© 2011 N.J. Walters
Almost against her will, she was drawn to her purse. She opened the bag, reached in her hand and touched the smooth wax of the candle. The scent of rose oil tickled her nostrils, reminding her once again of the ritual she and her friends had performed earlier this evening. Maggie had planned to leave her candle at Rhiannon’s, but had been unable to abandon it.
She closed her fingers around the candle and held it tight in her left hand as she climbed the stairs. Her right hand slid up the smooth banister, guiding her as she made her way upstairs. She walked across the old oak flooring and into her bedroom, drawing comfort from the familiar creaks in the wood. Flicking on the Tiffany lamp she’d bought at an estate sale, she looked around the room.

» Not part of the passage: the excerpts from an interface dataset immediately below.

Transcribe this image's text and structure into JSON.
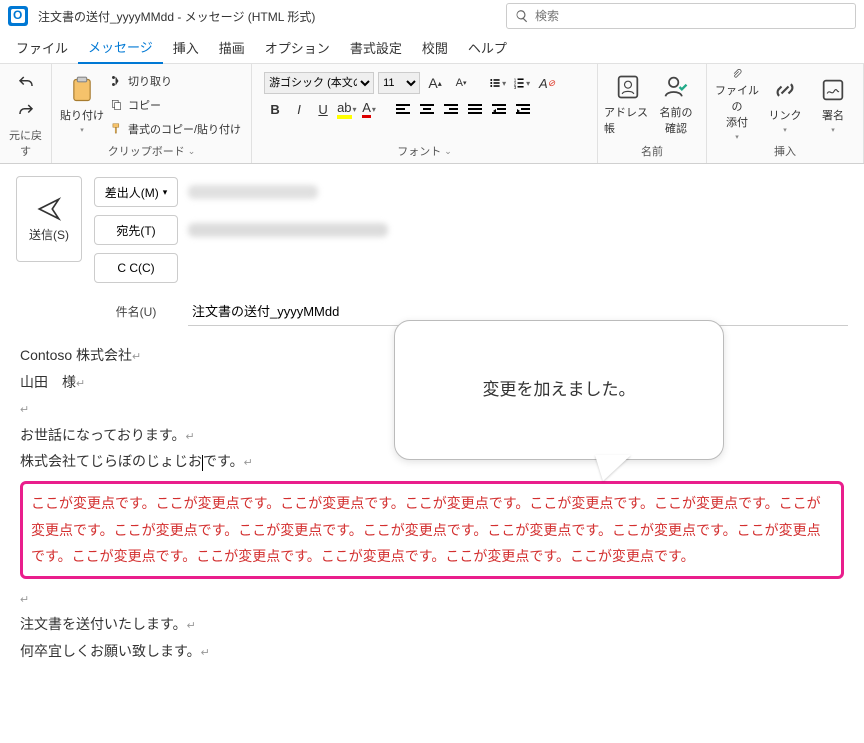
{
  "title": "注文書の送付_yyyyMMdd  -  メッセージ (HTML 形式)",
  "search": {
    "placeholder": "検索"
  },
  "menu": {
    "file": "ファイル",
    "message": "メッセージ",
    "insert": "挿入",
    "draw": "描画",
    "options": "オプション",
    "format": "書式設定",
    "review": "校閲",
    "help": "ヘルプ"
  },
  "ribbon": {
    "undo_label": "元に戻す",
    "clipboard": {
      "paste": "貼り付け",
      "cut": "切り取り",
      "copy": "コピー",
      "format_painter": "書式のコピー/貼り付け",
      "label": "クリップボード"
    },
    "font": {
      "name": "游ゴシック (本文の",
      "size": "11",
      "label": "フォント"
    },
    "names": {
      "address_book": "アドレス帳",
      "check_names": "名前の\n確認",
      "label": "名前"
    },
    "insert": {
      "attach_file": "ファイルの\n添付",
      "link": "リンク",
      "signature": "署名",
      "label": "挿入"
    }
  },
  "compose": {
    "send": "送信(S)",
    "from": "差出人(M)",
    "to": "宛先(T)",
    "cc": "C C(C)",
    "subject_label": "件名(U)",
    "subject_value": "注文書の送付_yyyyMMdd"
  },
  "body": {
    "l1": "Contoso 株式会社",
    "l2": "山田　様",
    "l3": "お世話になっております。",
    "l4a": "株式会社てじらぼのじょじお",
    "l4b": "です。",
    "changes": "ここが変更点です。ここが変更点です。ここが変更点です。ここが変更点です。ここが変更点です。ここが変更点です。ここが変更点です。ここが変更点です。ここが変更点です。ここが変更点です。ここが変更点です。ここが変更点です。ここが変更点です。ここが変更点です。ここが変更点です。ここが変更点です。ここが変更点です。ここが変更点です。",
    "l5": "注文書を送付いたします。",
    "l6": "何卒宜しくお願い致します。"
  },
  "callout": "変更を加えました。"
}
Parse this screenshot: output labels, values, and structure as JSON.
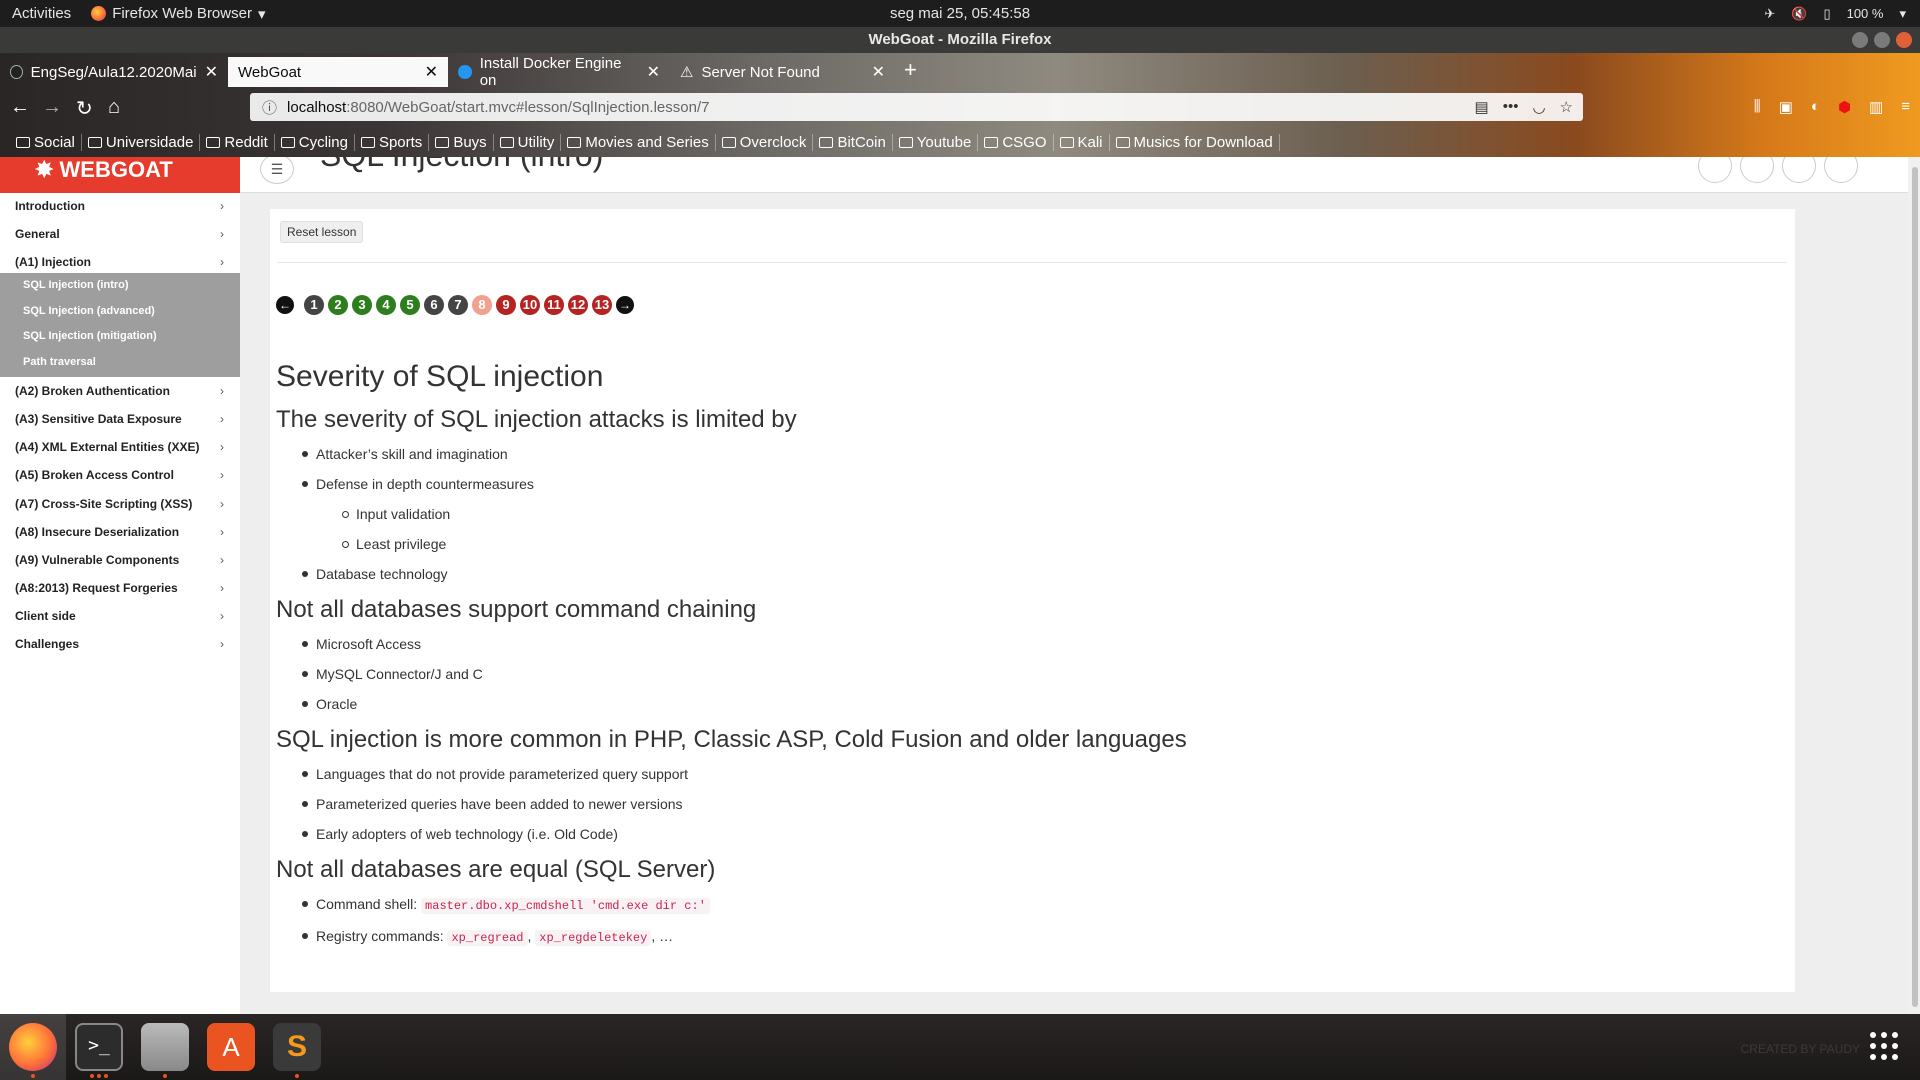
{
  "system_bar": {
    "activities": "Activities",
    "app_name": "Firefox Web Browser",
    "clock": "seg mai 25, 05:45:58",
    "battery": "100 %"
  },
  "window": {
    "title": "WebGoat - Mozilla Firefox"
  },
  "tabs": [
    {
      "label": "EngSeg/Aula12.2020Mai"
    },
    {
      "label": "WebGoat"
    },
    {
      "label": "Install Docker Engine on"
    },
    {
      "label": "Server Not Found"
    }
  ],
  "url": {
    "host": "localhost",
    "path": ":8080/WebGoat/start.mvc#lesson/SqlInjection.lesson/7"
  },
  "bookmarks": [
    "Social",
    "Universidade",
    "Reddit",
    "Cycling",
    "Sports",
    "Buys",
    "Utility",
    "Movies and Series",
    "Overclock",
    "BitCoin",
    "Youtube",
    "CSGO",
    "Kali",
    "Musics for Download"
  ],
  "sidebar": {
    "items": [
      {
        "label": "Introduction"
      },
      {
        "label": "General"
      },
      {
        "label": "(A1) Injection"
      },
      {
        "label": "(A2) Broken Authentication"
      },
      {
        "label": "(A3) Sensitive Data Exposure"
      },
      {
        "label": "(A4) XML External Entities (XXE)"
      },
      {
        "label": "(A5) Broken Access Control"
      },
      {
        "label": "(A7) Cross-Site Scripting (XSS)"
      },
      {
        "label": "(A8) Insecure Deserialization"
      },
      {
        "label": "(A9) Vulnerable Components"
      },
      {
        "label": "(A8:2013) Request Forgeries"
      },
      {
        "label": "Client side"
      },
      {
        "label": "Challenges"
      }
    ],
    "subitems": [
      {
        "label": "SQL Injection (intro)"
      },
      {
        "label": "SQL Injection (advanced)"
      },
      {
        "label": "SQL Injection (mitigation)"
      },
      {
        "label": "Path traversal"
      }
    ]
  },
  "lesson": {
    "title": "SQL Injection (intro)",
    "reset_label": "Reset lesson",
    "pages": [
      {
        "n": "1",
        "color": "#444444"
      },
      {
        "n": "2",
        "color": "#2e7d1e"
      },
      {
        "n": "3",
        "color": "#2e7d1e"
      },
      {
        "n": "4",
        "color": "#2e7d1e"
      },
      {
        "n": "5",
        "color": "#2e7d1e"
      },
      {
        "n": "6",
        "color": "#444444"
      },
      {
        "n": "7",
        "color": "#444444"
      },
      {
        "n": "8",
        "color": "#f2a08f"
      },
      {
        "n": "9",
        "color": "#b52323"
      },
      {
        "n": "10",
        "color": "#b52323"
      },
      {
        "n": "11",
        "color": "#b52323"
      },
      {
        "n": "12",
        "color": "#b52323"
      },
      {
        "n": "13",
        "color": "#b52323"
      }
    ]
  },
  "article": {
    "h2": "Severity of SQL injection",
    "s1": {
      "heading": "The severity of SQL injection attacks is limited by",
      "b1": "Attacker’s skill and imagination",
      "b2": "Defense in depth countermeasures",
      "b2a": "Input validation",
      "b2b": "Least privilege",
      "b3": "Database technology"
    },
    "s2": {
      "heading": "Not all databases support command chaining",
      "b1": "Microsoft Access",
      "b2": "MySQL Connector/J and C",
      "b3": "Oracle"
    },
    "s3": {
      "heading": "SQL injection is more common in PHP, Classic ASP, Cold Fusion and older languages",
      "b1": "Languages that do not provide parameterized query support",
      "b2": "Parameterized queries have been added to newer versions",
      "b3": "Early adopters of web technology (i.e. Old Code)"
    },
    "s4": {
      "heading": "Not all databases are equal (SQL Server)",
      "b1_label": "Command shell:",
      "b1_code": "master.dbo.xp_cmdshell 'cmd.exe dir c:'",
      "b2_label": "Registry commands:",
      "b2_code1": "xp_regread",
      "b2_sep": ",",
      "b2_code2": "xp_regdeletekey",
      "b2_tail": ", …"
    }
  },
  "dock": {
    "credit": "CREATED BY PAUDY"
  }
}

The furniture had belonged to her grandmother. It was old, handcrafted more than a hundred and fifty years ago out of solid oak. Maggie loved the bed, with its intricately carved headboard and footboard of Celtic knot work. The tall armoire, which sat against one wall, and the pair of nightstands flanking the bed were also adorned with the same carvings. A large, freestanding mirror sat in one corner of the room, roses carved into the heavy frame.
Maggie had repainted the room a cheerful yellow and bought gauzy white drapes for the two windows that faced the ocean. The oak floor was softened with an area rug done in a design of yellows, browns and greens. The comforter was also new. It was a profusion of colorful flowers, which made the room cheerful and bright.
The room was hers in every way. She’d put her stamp on it, doing it to please no one but herself. Placing the candle on the bedside table, she stared at it for one long moment. “It’s just a candle,” she muttered.
And truly, that’s all it was. The spell they’d cast was nothing more than words. It had no power, no magick. The wind chose that moment to whip up and beat at the closed window. Maggie shivered, but briskly turned away and began to pull off her clothing.
Gathering the discarded garments, she made her way to the bathroom and dumped them into the laundry hamper. It didn’t take her long to wash her face and brush out her waist-length hair. She tossed her brush onto the bathroom vanity and reached for her nightgown that was hanging from a hook on the back of the door.
She paused, looking at her reflection in the mirror. Green eyes peered back at her. It wasn’t a bad face, just not an overly beautiful one. Like the rest of her, her face was a bit too rounded. With a smattering of freckles covering her nose and cheeks, she looked more like the girl next door than a sexy siren. She’d always felt so out of place in California among the tall, thin blonds. With her curvy body and her long red hair, she’d always stood out, and not in a good way.
Sighing, she slipped the nightgown over her head. The silky fabric slid over her body, leaving goose bumps in its wake. All that talk of sex tonight over at Rhiannon’s had reminded her of how long it had been since she’d had any. Six months since she’d tossed her ring back at her ex-fiancé, and even before that, it had been several months. That should have been her first clue that something wasn’t right in their relationship.
She’d been so busy at her job with a large advertising firm and planning the wedding that she hadn’t questioned the lack of passion in her relationship too deeply. Mostly, she hadn’t wanted to see the truth about Mitchell Michaels, the third.
She’d settled because she hadn’t wanted to be alone and because she hadn’t thought she’d get another proposal. She’d ignored his veiled hints that she should lose weight and think about dyeing her hair, or at least cutting it. She’d ignored the fact that it didn’t seem to bother either her or Mitchell that they hadn’t slept together in months. She was thirty years old and it was time to get married. God, she’d been so pathetic.
But those days were over. It had taken her long, hard months to get past the pain of the betrayal. Not only had Mitchell and Barbara betrayed her, she’d betrayed herself by settling. No more. She’d rather be alone than live with a man who didn’t love her for who she was.
And sex. Well, she was quite capable of taking care of her needs herself.
Hurrying back to her bedroom, she tugged back the covers and climbed into bed. She turned off the light and lay there listening to the creaks and groans of the house as it settled for the night. Rolling onto her side, she peered out the closest window. The stars twinkled against the inky curtain of the night like her own personal nightlight.
A sense of restlessness possessed her. It was all that talk about sex tonight. This was all Rhiannon’s fault.
Flopping over onto her back, Maggie closed her eyes and sighed. What she needed was a lover. A dream lover. A man who came to her bed at night and loved her until she was breathless and sated. A man whose touch ignited flames under her skin, whose voice made her shiver with longing.
An image of a man popped into her head—Jed Bearson.